Warning: stay out of the sun, drink water, celebrate the Human Rights Act
Slap on the sunscreen - it’s the hottest day for a decade and health warnings are being doled out like sweets given to fancy-dressed children on Halloween. If only misguided government proposals also came with their own health warnings… if they did the current plans to repeal the Human Rights Act would register pretty high on the caution - proceed carefully or not at all scale.
That is because there is no legitimate reason for repealing the Human Rights Act. Unlike the hot weather, which is always bemoaned by us in the UK almost as much as we celebrate it (“it’s nice, but it’s a bit TOO hot now, isn’t it?”), the Human Rights Act benefits us all.
It allows every one of us to make the sure the government – yes, the same one that is trying to repeal it – respect our rights. It is the Human Rights Act that allowed teenage rape victim “Laura”, who wasn’t believed by police when she reported the crime and scandalously ended up being arrested herself (she later attempted suicide because of her ordeal), to force the police to accept their wrongdoing.
It allowed a mother fleeing domestic violence to stop a local authority taking her children into care; ensured gay couples can inherit from each other if one of them dies, in the same way as heterosexual couples can; and made sure elderly couples wanting to stay together in care homes after decades of marriage, are able to.
These are the real, every day stories of the Human Rights Act and who it protects. You, me, your grandparents, your sister, your sister’s friend’s mum. But not your sister’s friend’s mum’s cat, as some would have you believe.
Unfortunately our human rights are given a bad rep by some. Almost all of the stories about it that sound too ridiculous to be true are just that, ridiculous and untrue.
There’s the comical one about the man who was not deported because he had a pet cat. Complete nonsense – the judge mentioned the fact that he had a cat, but it had nothing to do with the final decision that was made, which was actually because the Home Office had failed to apply its own guidance dealing with unmarried partners of people settled in the UK.
Then there’s the tragic one, about the rapist Anthony Rice who was released on license and catastrophically went on to murder Naomi Bryant… supposedly all because of human rights.

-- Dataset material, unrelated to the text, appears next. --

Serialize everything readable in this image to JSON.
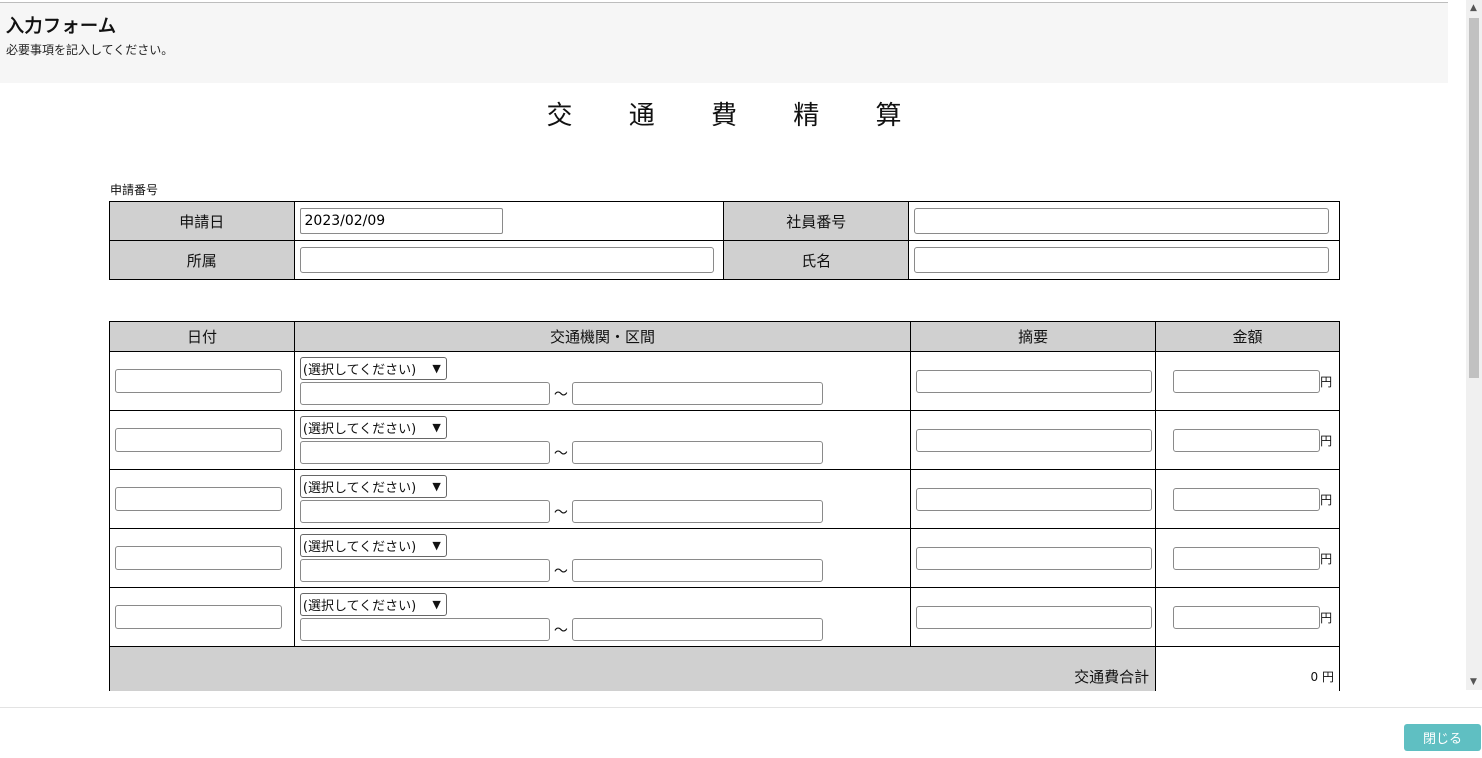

This case was actually referenced by a Justice Minister in a debate in the House of Commons yesterday, which is far from comical, because the actual report into Bryant’s killing said that Rice’s release was due to a catalogue of errors by authorities.
The Chief Inspector of Probation later said that it was a huge distortion to say that Rice was released in order to comply with his human rights. To add insult to injury, without the Human Rights Act there would never have been an investigation into Rice’s release in the first place. Naomi’s mother had to fight for several years before finally being granted an inquest, successfully making a case under the Act.
To use such a sad case as this to criticise the Human Rights Act is, at best, mistaken and tactless. And it is a shame that it was raised in a debate that was otherwise pretty reasonable. No less than 12 out of 16 MPs who spoke – from Conservative, Labour, Lib Dem and SNP parties – stood up to express support for human rights and warn against the government’s proposals.
A common theme that MPs raised was how complicated repealing the Act would be and for such little gain. We say: there would be no gain. Don’t risk our rights – heed the health warning on this one and keep the Human Rights Act.
Our blogs are written by Amnesty International staff, volunteers and other interested individuals, to encourage debate around human rights issues. They do not necessarily represent the views of Amnesty International.